“ … Here CIPAA 2012 has created and given a new avenue of access to justice to claimants in the construction industry. Hence CIPAA 2012 is in essence a legislation relating to a substantive right. We are fully aware that within CIPAA 2012 there also exist a procedural regime dictating as to how claims are to be processed before the adjudicator. The procedural regime is nothing but a by-product or the consequence of the substantive right created by CIPAA 2012.”
Thus, when the Court of Appeal found the provisions of CIPAA to take away substantive rights, it was referring only to Section 35 in that case. This is clear from paragraphs 30 and 31 of the judgment:
“ … Section 35 in essence takes away the right of the parties to have their payment regime regulated by a “pay when paid” mode. Here there is no dispute that prior to the adjudication process, the Respondent only received payments when the Appellant had been paid by ITD Vertex. …”
“ There is also a presumption when interpreting statutes and that is that Parliament will not take away the entrenched right of individual retrospectively unless with clear words within the statute. As we are aware there are no such clear words in CIPAA 2012. That being the case, there is no hesitation on our part to conclude that CIPAA 2012 is prospective in nature. In so far as section 35 is concerned, clause 11 of the construction contract remains afoot and valid.”
Second, consider this. In Bauer, the underlying contract was inked prior to CIPAA coming-into-force. If it was the Court of Appeal’s view that CIPAA as a whole is prospective only, then parties would not have been embroiled in an argument over whether Section 35 applied; the entire adjudication would have been undermined for want of core jurisdiction (see Terminal Perintis Sdn Bhd v. Tan Ngee Hong Construction Sdn Bhd & Another Case  1 LNS 177). If that was the case, the parties could not even have adjudicated. But that was not the case. The Court of Appeal clearly proceeded on the basis that the CIPAA applied.
Third, given that the sole issue in Bauer before the Court of Appeal was on the applicability of Section 35, any observations made on unrelated issues – including the applicability of CIPAA as a whole – must be obiter.
After Bauer, High Courts have taken divergent approaches.

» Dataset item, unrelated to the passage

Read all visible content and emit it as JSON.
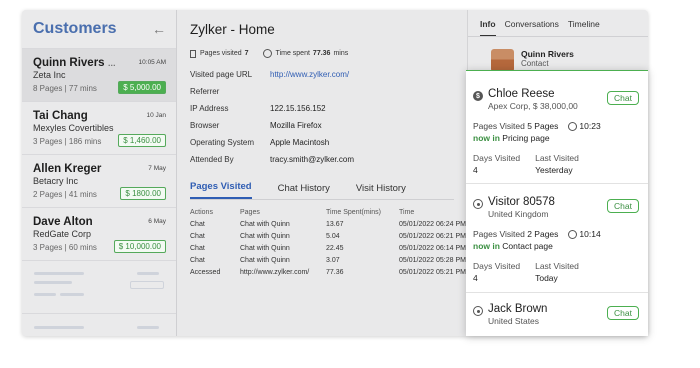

In Iskandar Regional Development Authority v SJIC Bina Sdn Bhd  MLRHU 1, the Johor Bahru High Court took the view that the decision in Bauer is limited to Section 35. It held:
“ It was this Court’s finding that Bauer dealt specifically with s 35 of CIPAA… Bauer did not deal with the general application of CIPAA. Accordingly the legal position on the retrospectivity application of CIPAA is that as laid down in UDA Holdings which was not overruled by View Esteem. …”
I understand that the Construction Court in Kuala Lumpur has similarly held. The Construction Court in Shah Alam, on the other hand, has taken the view that Bauer stands for the proposition that CIPAA as a whole is prospective.
At the time of writing, leave has been granted by the Federal Court for an appeal against the Court of Appeal’s decision in Bauer. The appeal has yet to be heard.